HoodedMerg20Mar17#3938E5c5x7

Hooded Merganser

RingNeckDucks23Mar17#4207E2c5x7

Canada Goose and a pair of ring-necked ducks

Geese21Mar17#3966E2c3x5

Canada geese grazing in a farm field

Killdeer18Mar17#3789E3c5x7

Killdeer grooming at a spring seep

Mallards21Mar17#3957E7c5x7

A pair of mallards under the reflection of deep snow

GBHeron23Mar17#4247E9c8x10

Great Blue Heron over ice and Canada geese on open water

SnowGooseCG18Mar17#3806E5c4x6

A solitary Snow Goose in a flock of Canada geese

SnowGeese26Mar17#4573E9c4x6

Migrating snow geese above farm fields, refueling on waste grain

Photos by NB Hunter, March 2017. ©All Rights Reserved.

Winter’s Grip

I’m mindful of migrating waterfowl and have been searching surface waters for an interesting subject. Needless to say, snow,  frigid temperatures and the return of ice have made that close to impossible. Of late, I’ve spent more time in my “truck blind” than afield.

Mallards2Mar17#1787E2c5x7

Mallards in a snow storm

Geese11Mar17#2448E3c3x5_edited-1

Canada geese on ice

HoodedMergansers12Mar17#2464E2c3x5

Hooded mergansers on a precious spot of open water

HoodedMergs12Mar17#2469E2c5x7

Hoodies

IceMoss10Mar17#2383E2c8x10

Streamside ice on a moss-covered rock

Brrrrr!!!

Photos by NB Hunter. ©All Rights Reserved.

Canal Waterways and Resources

Many of my posts are linked, directly or indirectly, to the elaborate water transportation system engineered in New York State in the 19th century. The network of canals, reservoirs, feeder canals and associated wetlands that once transformed the movement of coal, agricultural products and people across New York and Pennsylvania are now critical wildlife and outdoor recreation resources that define the Central New York region.

woodduck3apr14123e2c4x6

Wood Duck on the Chenango Canal

A small section of the Chenango Canal (originally a 97 mile long feeder to the Erie Canal that operated from 1836 to 1877), has stood the test of time. It is now listed on the National and New York State Registry of Historic Places. The massive, chiseled stones in this aqueduct provide a vivid historical perspective: Immigrant workers from Ireland and Scotland, aided by mules, oxen and horses, built the entire canal by hand. At the height of the construction, there were 500 laborers per section, toiling for $11.00 a month.

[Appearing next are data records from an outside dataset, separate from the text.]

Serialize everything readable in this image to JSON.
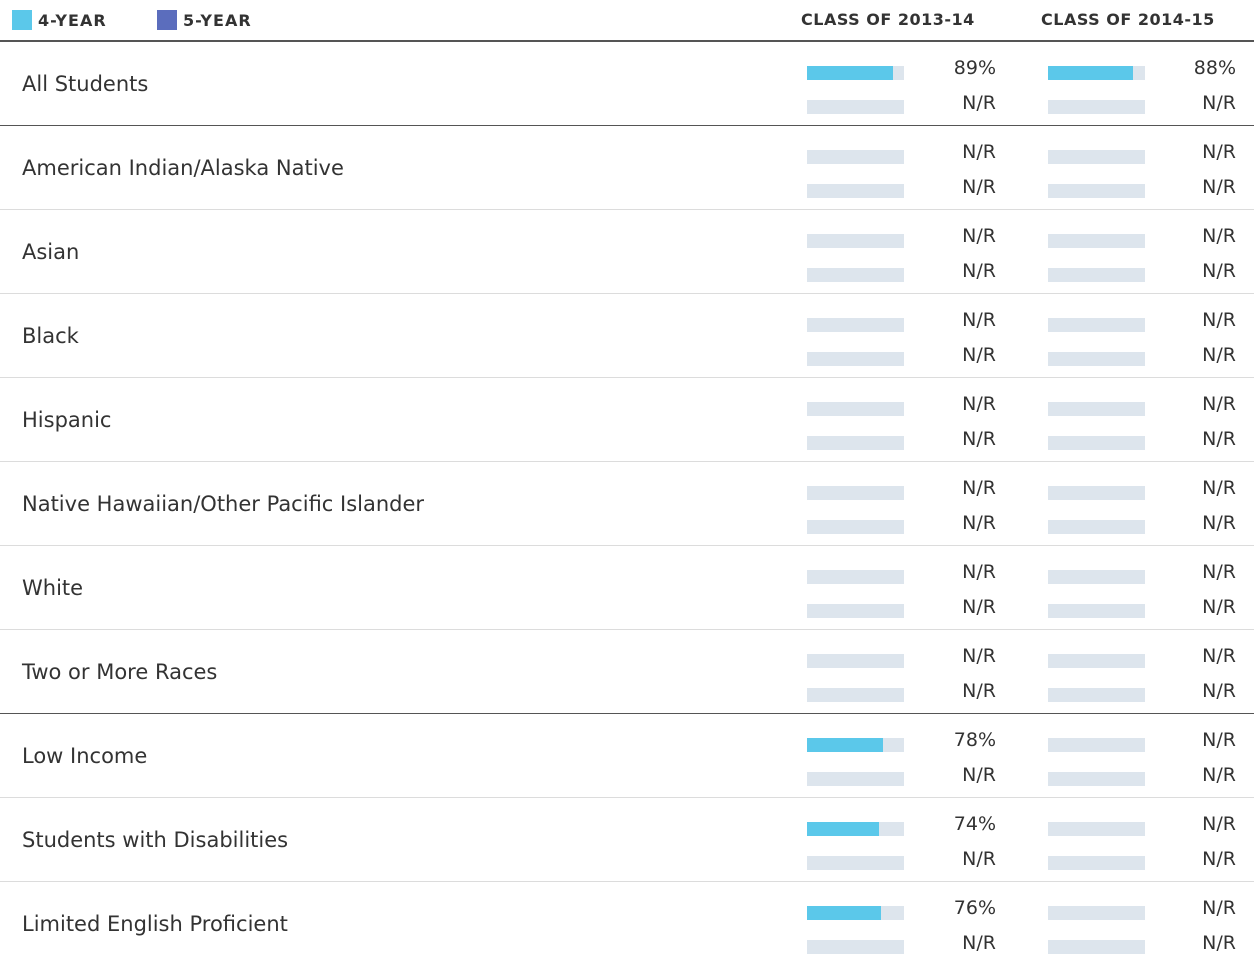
{
  "legend": [
    {
      "label": "4-YEAR",
      "color": "#5bc8ea"
    },
    {
      "label": "5-YEAR",
      "color": "#5b6dbd"
    }
  ],
  "columns": [
    "CLASS OF 2013-14",
    "CLASS OF 2014-15"
  ],
  "chart_data": {
    "type": "bar",
    "title": "",
    "categories": [
      "All Students",
      "American Indian/Alaska Native",
      "Asian",
      "Black",
      "Hispanic",
      "Native Hawaiian/Other Pacific Islander",
      "White",
      "Two or More Races",
      "Low Income",
      "Students with Disabilities",
      "Limited English Proficient"
    ],
    "ylim": [
      0,
      100
    ],
    "group_breaks_after": [
      "All Students",
      "Two or More Races"
    ],
    "panels": [
      {
        "name": "CLASS OF 2013-14",
        "series": [
          {
            "name": "4-YEAR",
            "values": [
              89,
              null,
              null,
              null,
              null,
              null,
              null,
              null,
              78,
              74,
              76
            ],
            "labels": [
              "89%",
              "N/R",
              "N/R",
              "N/R",
              "N/R",
              "N/R",
              "N/R",
              "N/R",
              "78%",
              "74%",
              "76%"
            ]
          },
          {
            "name": "5-YEAR",
            "values": [
              null,
              null,
              null,
              null,
              null,
              null,
              null,
              null,
              null,
              null,
              null
            ],
            "labels": [
              "N/R",
              "N/R",
              "N/R",
              "N/R",
              "N/R",
              "N/R",
              "N/R",
              "N/R",
              "N/R",
              "N/R",
              "N/R"
            ]
          }
        ]
      },
      {
        "name": "CLASS OF 2014-15",
        "series": [
          {
            "name": "4-YEAR",
            "values": [
              88,
              null,
              null,
              null,
              null,
              null,
              null,
              null,
              null,
              null,
              null
            ],
            "labels": [
              "88%",
              "N/R",
              "N/R",
              "N/R",
              "N/R",
              "N/R",
              "N/R",
              "N/R",
              "N/R",
              "N/R",
              "N/R"
            ]
          },
          {
            "name": "5-YEAR",
            "values": [
              null,
              null,
              null,
              null,
              null,
              null,
              null,
              null,
              null,
              null,
              null
            ],
            "labels": [
              "N/R",
              "N/R",
              "N/R",
              "N/R",
              "N/R",
              "N/R",
              "N/R",
              "N/R",
              "N/R",
              "N/R",
              "N/R"
            ]
          }
        ]
      }
    ]
  },
  "colors": {
    "track": "#dde5ed",
    "rule_dark": "#555555",
    "rule_light": "#dcdcdc"
  }
}
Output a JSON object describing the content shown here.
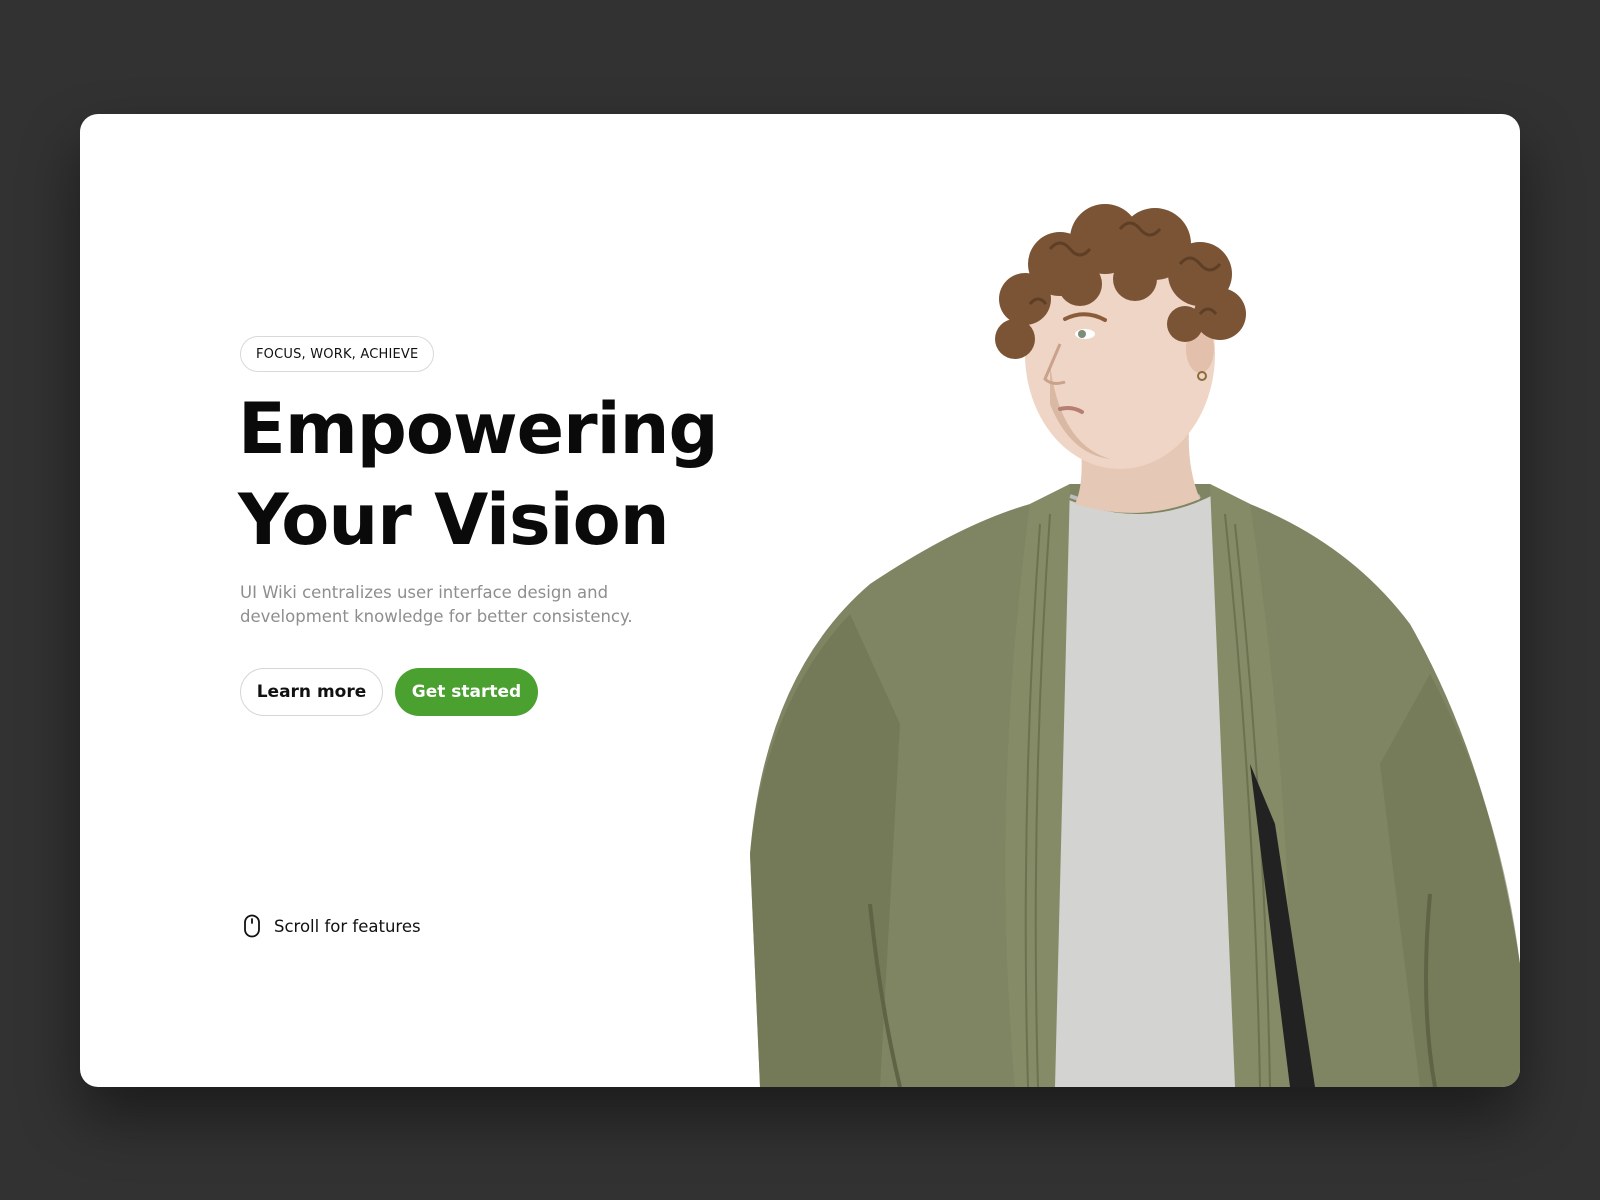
{
  "hero": {
    "tag": "FOCUS, WORK, ACHIEVE",
    "headline_line1": "Empowering",
    "headline_line2": "Your Vision",
    "subtitle": "UI Wiki centralizes user interface design and development knowledge for better consistency.",
    "learn_more_label": "Learn more",
    "get_started_label": "Get started",
    "scroll_label": "Scroll for features"
  },
  "icons": {
    "scroll": "mouse-icon"
  },
  "colors": {
    "page_background": "#323232",
    "card_background": "#ffffff",
    "accent_green": "#4aa12f",
    "headline": "#0a0a0a",
    "subtitle": "#8e8e8e",
    "jacket": "#7f8562",
    "shirt": "#d3d3d1",
    "hair": "#7a5434"
  }
}
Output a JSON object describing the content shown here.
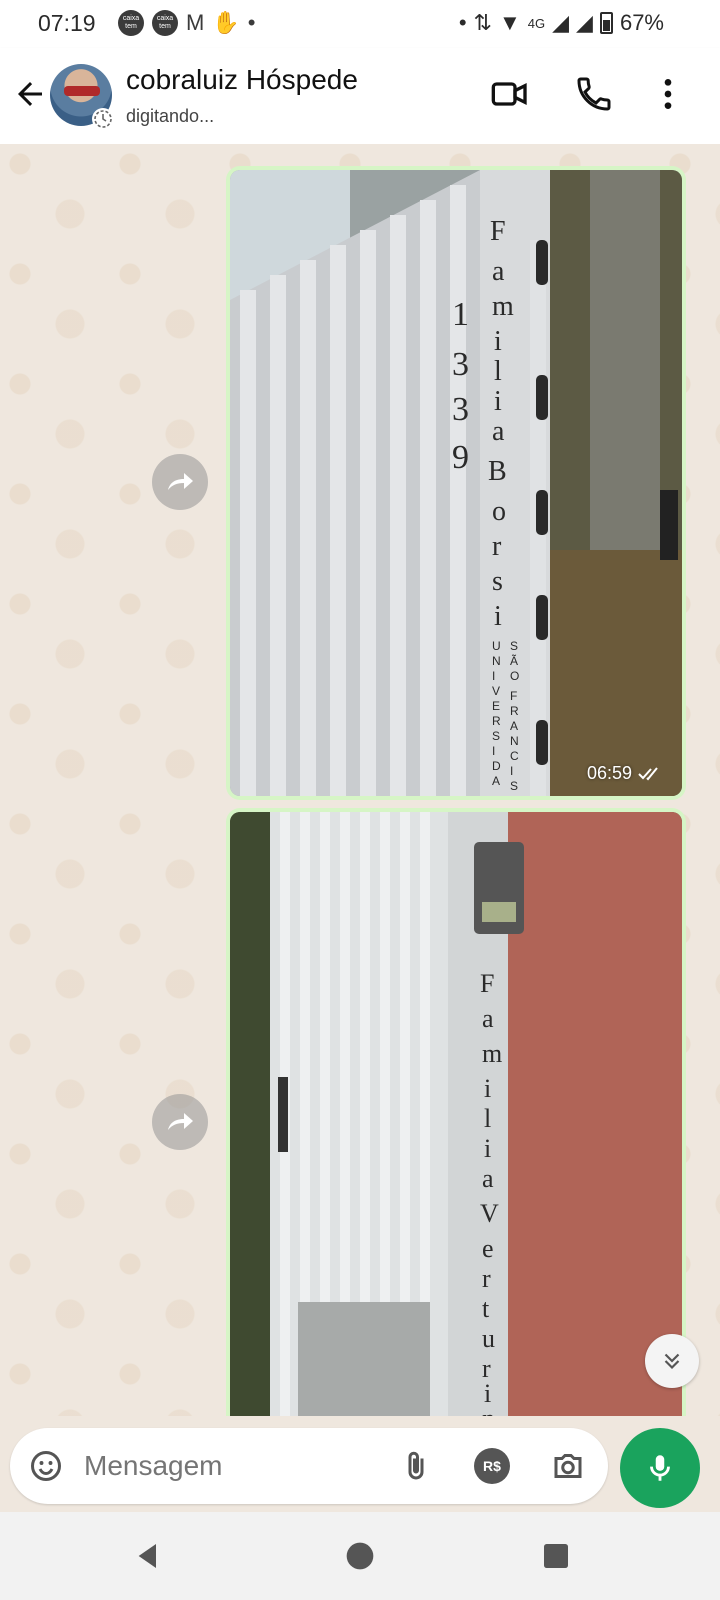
{
  "status_bar": {
    "time": "07:19",
    "badge1": "caixa tem",
    "badge2": "caixa tem",
    "network": "4G",
    "battery": "67%"
  },
  "header": {
    "contact_name": "cobraluiz Hóspede",
    "status": "digitando..."
  },
  "messages": [
    {
      "type": "image",
      "direction": "outgoing",
      "forwarded": true,
      "time": "06:59",
      "read": true,
      "image_text": [
        "1339",
        "Família Borsi",
        "Universidade São Francisco"
      ]
    },
    {
      "type": "image",
      "direction": "outgoing",
      "forwarded": true,
      "time": "",
      "image_text": [
        "Família Verturine"
      ]
    }
  ],
  "composer": {
    "placeholder": "Mensagem",
    "currency_label": "R$"
  },
  "colors": {
    "accent_green": "#1aa35d",
    "bubble_green": "#d6f5c6",
    "chat_bg": "#efe7de"
  }
}
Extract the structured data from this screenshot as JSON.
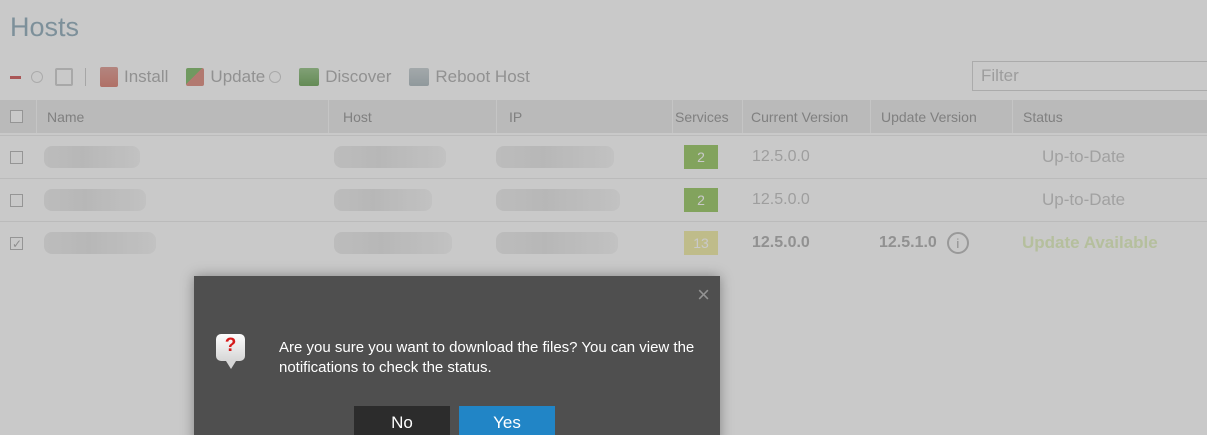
{
  "page": {
    "title": "Hosts"
  },
  "toolbar": {
    "install_label": "Install",
    "update_label": "Update",
    "discover_label": "Discover",
    "reboot_label": "Reboot Host",
    "filter_placeholder": "Filter"
  },
  "table": {
    "columns": [
      "Name",
      "Host",
      "IP",
      "Services",
      "Current Version",
      "Update Version",
      "Status"
    ],
    "rows": [
      {
        "services": "2",
        "services_color": "#a6cf77",
        "current_version": "12.5.0.0",
        "update_version": "",
        "status": "Up-to-Date",
        "checked": false
      },
      {
        "services": "2",
        "services_color": "#a6cf77",
        "current_version": "12.5.0.0",
        "update_version": "",
        "status": "Up-to-Date",
        "checked": false
      },
      {
        "services": "13",
        "services_color": "#f3efb0",
        "current_version": "12.5.0.0",
        "update_version": "12.5.1.0",
        "status": "Update Available",
        "checked": true
      }
    ]
  },
  "dialog": {
    "message": "Are you sure you want to download the files? You can view the notifications to check the status.",
    "no_label": "No",
    "yes_label": "Yes",
    "close_icon": "×",
    "question_mark": "?"
  }
}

chencanal1mar171767e5c4x6

The remains of a 19th century aqueduct on the Chenango Canal

Photos by NB Hunter. © All Rights Reserved.